Dawn could tell Buffy was getting used to him. He remembered to take out the trash. He cooked — like really, really well, especially for a vampire. He gave Buffy the peace of mind to leave the house without worrying so much about Glory.
And Dawn thought that maybe it was too much. That maybe Angel was like the bandage that stopped the bleeding but got stuck to the wound, so when you finally ripped it off, the scab came too.
She caught them kissing one night.
Dawn knew, without anyone actually telling her, that they weren’t supposed to. That was the deal. Angel could stick around as long as there was no hanky-panky. It was like Buffy’s senior year all over again.

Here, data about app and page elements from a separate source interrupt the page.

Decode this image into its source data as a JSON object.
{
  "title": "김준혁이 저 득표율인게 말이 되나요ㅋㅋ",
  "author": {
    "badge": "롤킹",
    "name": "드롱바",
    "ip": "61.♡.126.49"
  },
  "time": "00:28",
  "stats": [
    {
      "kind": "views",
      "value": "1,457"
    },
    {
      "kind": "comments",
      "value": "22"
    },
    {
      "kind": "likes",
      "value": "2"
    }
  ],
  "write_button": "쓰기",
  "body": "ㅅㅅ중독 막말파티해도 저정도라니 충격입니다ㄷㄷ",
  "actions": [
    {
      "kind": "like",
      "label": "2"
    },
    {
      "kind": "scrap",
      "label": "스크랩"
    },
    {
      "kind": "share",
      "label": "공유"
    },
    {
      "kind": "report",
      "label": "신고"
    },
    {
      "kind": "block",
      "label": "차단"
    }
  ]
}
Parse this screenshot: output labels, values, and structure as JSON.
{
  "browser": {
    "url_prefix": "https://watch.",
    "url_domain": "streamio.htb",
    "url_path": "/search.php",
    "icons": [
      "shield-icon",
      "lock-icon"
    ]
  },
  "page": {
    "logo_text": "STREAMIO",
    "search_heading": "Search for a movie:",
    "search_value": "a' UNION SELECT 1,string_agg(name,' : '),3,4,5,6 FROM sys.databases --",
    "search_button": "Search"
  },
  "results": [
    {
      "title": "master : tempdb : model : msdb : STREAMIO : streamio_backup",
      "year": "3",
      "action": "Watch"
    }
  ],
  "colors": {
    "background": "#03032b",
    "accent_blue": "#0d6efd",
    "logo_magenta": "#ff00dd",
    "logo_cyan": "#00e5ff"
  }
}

Dawn went down to the kitchen that night when she heard their voices, knowing Angel must’ve come in from his turn at patrol. She knew they traded off so she never had to be alone after dark. But that still didn’t mean she could sleep. Not when her nights were still mostly filled with the crying that she saved up during the day, when she was surrounded by the prying eyes of Kirsty and her minions. They’d all been nice for a day or two when she got back to school, but now she felt like an even bigger freak. Other than a few friends, people mostly avoided her — as if Dead Mom was a disease you could catch.
Dawn wiped at her face as she padded down the stairs. She took a few steps through the dining room and stopped short when she saw Angel was shirtless. He had white gauze taped to his ribs and it was clear that Buffy had been patching him up. The two of them were grinning at each other like idiots, like there was something adorable about getting slashed in the ribs on patrol, and Dawn rolled her eyes.
But then she watched as their smiles faded, and Buffy leaned into Angel like she was pulled by gravity, and they were kissing. Really kissing. Heat burned Dawn’s cheeks and she looked away quickly, letting out a little "oh" of surprise.
"Dawn!" Buffy said, and her voice sounded just like the time Dawn had caught Buffy raiding her Halloween candy stash when she was 7.
Dawn raised her eyebrows and crossed her arms over her chest, waiting. This had better be good.
“Angel was just…” — Buffy’s serious expression melted — “helping me with my history,” she finished. Her eyes were suddenly watery, but she laughed loudly when the words were out of her mouth, the first real laugh Dawn had heard from her since…
Angel chuckled too, and somehow his shirt was already back on without Dawn noticing any movement. “First year community college, right?” he asked. That just made Buffy laugh harder.
Dawn shook her head at them and their private joke and headed back upstairs. She pulled the covers up to her chin and waited. Sometime soon, the other shoe was going to drop. It always did. But listening to them laugh wasn’t the worst way to fall asleep.
It couldn’t last forever. But it was better for now.
And maybe that was the whole point.